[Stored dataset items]
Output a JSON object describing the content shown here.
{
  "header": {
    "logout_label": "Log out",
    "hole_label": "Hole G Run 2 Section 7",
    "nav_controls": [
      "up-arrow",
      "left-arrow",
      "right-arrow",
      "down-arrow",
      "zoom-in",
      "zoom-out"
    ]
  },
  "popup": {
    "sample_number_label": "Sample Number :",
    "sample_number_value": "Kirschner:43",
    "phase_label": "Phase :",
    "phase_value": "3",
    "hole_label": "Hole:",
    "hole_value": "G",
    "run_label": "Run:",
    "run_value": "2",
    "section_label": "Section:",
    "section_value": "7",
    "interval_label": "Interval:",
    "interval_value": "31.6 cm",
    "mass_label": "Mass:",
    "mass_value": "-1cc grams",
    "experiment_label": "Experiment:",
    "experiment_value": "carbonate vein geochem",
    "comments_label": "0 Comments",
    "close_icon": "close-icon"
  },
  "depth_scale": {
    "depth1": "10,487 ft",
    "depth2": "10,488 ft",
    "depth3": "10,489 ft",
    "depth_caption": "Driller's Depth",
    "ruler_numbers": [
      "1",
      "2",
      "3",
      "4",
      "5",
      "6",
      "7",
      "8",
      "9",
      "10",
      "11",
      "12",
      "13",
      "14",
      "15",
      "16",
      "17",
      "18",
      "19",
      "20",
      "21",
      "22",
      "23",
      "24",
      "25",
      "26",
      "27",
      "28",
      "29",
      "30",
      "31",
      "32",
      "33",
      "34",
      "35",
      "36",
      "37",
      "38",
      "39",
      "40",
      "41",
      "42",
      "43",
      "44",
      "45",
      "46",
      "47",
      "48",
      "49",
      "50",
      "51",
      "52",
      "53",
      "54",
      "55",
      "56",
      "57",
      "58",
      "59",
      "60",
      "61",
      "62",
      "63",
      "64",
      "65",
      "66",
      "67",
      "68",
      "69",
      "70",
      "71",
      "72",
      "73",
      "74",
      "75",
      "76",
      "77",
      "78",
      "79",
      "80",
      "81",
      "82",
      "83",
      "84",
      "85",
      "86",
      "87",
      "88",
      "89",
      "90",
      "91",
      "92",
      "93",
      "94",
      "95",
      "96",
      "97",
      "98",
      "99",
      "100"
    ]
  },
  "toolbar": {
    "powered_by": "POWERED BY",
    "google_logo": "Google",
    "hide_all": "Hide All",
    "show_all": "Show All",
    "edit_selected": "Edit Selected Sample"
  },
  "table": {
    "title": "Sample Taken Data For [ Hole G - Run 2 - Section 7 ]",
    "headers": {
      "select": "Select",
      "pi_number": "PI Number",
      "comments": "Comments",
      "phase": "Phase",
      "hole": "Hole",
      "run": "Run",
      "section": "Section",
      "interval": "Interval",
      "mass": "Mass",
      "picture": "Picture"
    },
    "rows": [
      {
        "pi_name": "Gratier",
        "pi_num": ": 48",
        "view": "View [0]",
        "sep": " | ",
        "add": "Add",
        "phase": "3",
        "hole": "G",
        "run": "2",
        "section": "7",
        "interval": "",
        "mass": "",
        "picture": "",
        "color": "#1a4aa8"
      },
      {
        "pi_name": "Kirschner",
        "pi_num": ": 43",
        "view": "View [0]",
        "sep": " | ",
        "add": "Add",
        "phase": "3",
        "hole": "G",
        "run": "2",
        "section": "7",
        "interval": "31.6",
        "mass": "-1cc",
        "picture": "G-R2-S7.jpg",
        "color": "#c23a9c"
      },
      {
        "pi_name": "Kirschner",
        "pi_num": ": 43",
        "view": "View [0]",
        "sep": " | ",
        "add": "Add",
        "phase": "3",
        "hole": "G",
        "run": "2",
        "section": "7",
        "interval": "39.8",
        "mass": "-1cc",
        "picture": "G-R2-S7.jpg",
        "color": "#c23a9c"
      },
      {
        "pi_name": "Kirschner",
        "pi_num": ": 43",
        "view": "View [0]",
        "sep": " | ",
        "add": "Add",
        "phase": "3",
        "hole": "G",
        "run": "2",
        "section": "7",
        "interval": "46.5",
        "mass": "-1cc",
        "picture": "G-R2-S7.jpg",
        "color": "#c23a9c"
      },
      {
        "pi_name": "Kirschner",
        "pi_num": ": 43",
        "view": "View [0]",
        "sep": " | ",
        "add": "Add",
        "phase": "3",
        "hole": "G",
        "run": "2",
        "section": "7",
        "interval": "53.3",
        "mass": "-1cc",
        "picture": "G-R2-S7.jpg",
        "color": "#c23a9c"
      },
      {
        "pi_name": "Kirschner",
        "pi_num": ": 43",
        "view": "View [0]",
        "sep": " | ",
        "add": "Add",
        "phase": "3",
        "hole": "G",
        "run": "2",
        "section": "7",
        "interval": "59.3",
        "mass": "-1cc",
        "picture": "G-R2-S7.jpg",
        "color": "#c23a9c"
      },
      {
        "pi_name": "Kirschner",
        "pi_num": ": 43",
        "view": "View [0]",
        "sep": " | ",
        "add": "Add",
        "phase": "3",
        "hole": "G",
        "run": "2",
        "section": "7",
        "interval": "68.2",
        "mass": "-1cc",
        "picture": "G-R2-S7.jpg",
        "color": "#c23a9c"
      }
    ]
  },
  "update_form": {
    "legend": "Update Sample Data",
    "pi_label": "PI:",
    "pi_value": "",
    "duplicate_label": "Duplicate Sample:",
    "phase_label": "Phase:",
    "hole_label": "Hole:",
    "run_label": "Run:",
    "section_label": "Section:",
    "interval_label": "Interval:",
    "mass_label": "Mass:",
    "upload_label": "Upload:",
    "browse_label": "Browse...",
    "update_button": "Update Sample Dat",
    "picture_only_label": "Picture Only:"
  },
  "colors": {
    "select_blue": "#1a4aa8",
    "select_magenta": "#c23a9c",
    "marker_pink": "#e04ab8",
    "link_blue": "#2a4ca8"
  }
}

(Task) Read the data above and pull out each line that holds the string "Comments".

(Written reply)
    "comments_label": "0 Comments",
      "comments": "Comments",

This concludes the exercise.